- **TASK OBJECTIVE**
All of the records need to be retyped exactly, with no line dropped.

- **DATA TO EXAMINE**

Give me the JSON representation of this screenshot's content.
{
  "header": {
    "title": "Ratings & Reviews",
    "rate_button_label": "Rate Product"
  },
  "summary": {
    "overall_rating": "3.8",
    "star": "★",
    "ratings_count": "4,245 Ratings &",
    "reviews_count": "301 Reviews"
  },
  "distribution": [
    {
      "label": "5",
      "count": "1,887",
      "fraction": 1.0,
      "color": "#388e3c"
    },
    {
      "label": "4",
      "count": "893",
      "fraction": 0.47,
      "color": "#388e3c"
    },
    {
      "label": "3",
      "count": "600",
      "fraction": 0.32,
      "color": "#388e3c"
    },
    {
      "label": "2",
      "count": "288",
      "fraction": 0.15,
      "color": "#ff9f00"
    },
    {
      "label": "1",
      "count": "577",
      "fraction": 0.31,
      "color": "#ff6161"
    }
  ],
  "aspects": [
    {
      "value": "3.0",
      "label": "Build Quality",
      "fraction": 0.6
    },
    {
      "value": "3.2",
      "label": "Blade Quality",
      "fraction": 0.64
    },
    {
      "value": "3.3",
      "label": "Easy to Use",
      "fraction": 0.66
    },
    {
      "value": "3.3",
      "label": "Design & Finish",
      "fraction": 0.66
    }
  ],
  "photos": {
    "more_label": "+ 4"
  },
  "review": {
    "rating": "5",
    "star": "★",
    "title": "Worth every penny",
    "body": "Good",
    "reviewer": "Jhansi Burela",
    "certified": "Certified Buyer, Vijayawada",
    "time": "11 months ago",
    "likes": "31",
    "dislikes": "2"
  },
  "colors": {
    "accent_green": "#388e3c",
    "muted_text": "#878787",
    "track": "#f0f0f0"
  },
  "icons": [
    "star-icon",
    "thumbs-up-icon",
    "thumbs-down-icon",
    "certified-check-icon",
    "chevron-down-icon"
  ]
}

- **RESULT OF THE EXERCISE**
Give me the JSON representation of this screenshot's content.
{
  "header": {
    "title": "Ratings & Reviews",
    "rate_button_label": "Rate Product"
  },
  "summary": {
    "overall_rating": "3.8",
    "star": "★",
    "ratings_count": "4,245 Ratings &",
    "reviews_count": "301 Reviews"
  },
  "distribution": [
    {
      "label": "5",
      "count": "1,887",
      "fraction": 1.0,
      "color": "#388e3c"
    },
    {
      "label": "4",
      "count": "893",
      "fraction": 0.47,
      "color": "#388e3c"
    },
    {
      "label": "3",
      "count": "600",
      "fraction": 0.32,
      "color": "#388e3c"
    },
    {
      "label": "2",
      "count": "288",
      "fraction": 0.15,
      "color": "#ff9f00"
    },
    {
      "label": "1",
      "count": "577",
      "fraction": 0.31,
      "color": "#ff6161"
    }
  ],
  "aspects": [
    {
      "value": "3.0",
      "label": "Build Quality",
      "fraction": 0.6
    },
    {
      "value": "3.2",
      "label": "Blade Quality",
      "fraction": 0.64
    },
    {
      "value": "3.3",
      "label": "Easy to Use",
      "fraction": 0.66
    },
    {
      "value": "3.3",
      "label": "Design & Finish",
      "fraction": 0.66
    }
  ],
  "photos": {
    "more_label": "+ 4"
  },
  "review": {
    "rating": "5",
    "star": "★",
    "title": "Worth every penny",
    "body": "Good",
    "reviewer": "Jhansi Burela",
    "certified": "Certified Buyer, Vijayawada",
    "time": "11 months ago",
    "likes": "31",
    "dislikes": "2"
  },
  "colors": {
    "accent_green": "#388e3c",
    "muted_text": "#878787",
    "track": "#f0f0f0"
  },
  "icons": [
    "star-icon",
    "thumbs-up-icon",
    "thumbs-down-icon",
    "certified-check-icon",
    "chevron-down-icon"
  ]
}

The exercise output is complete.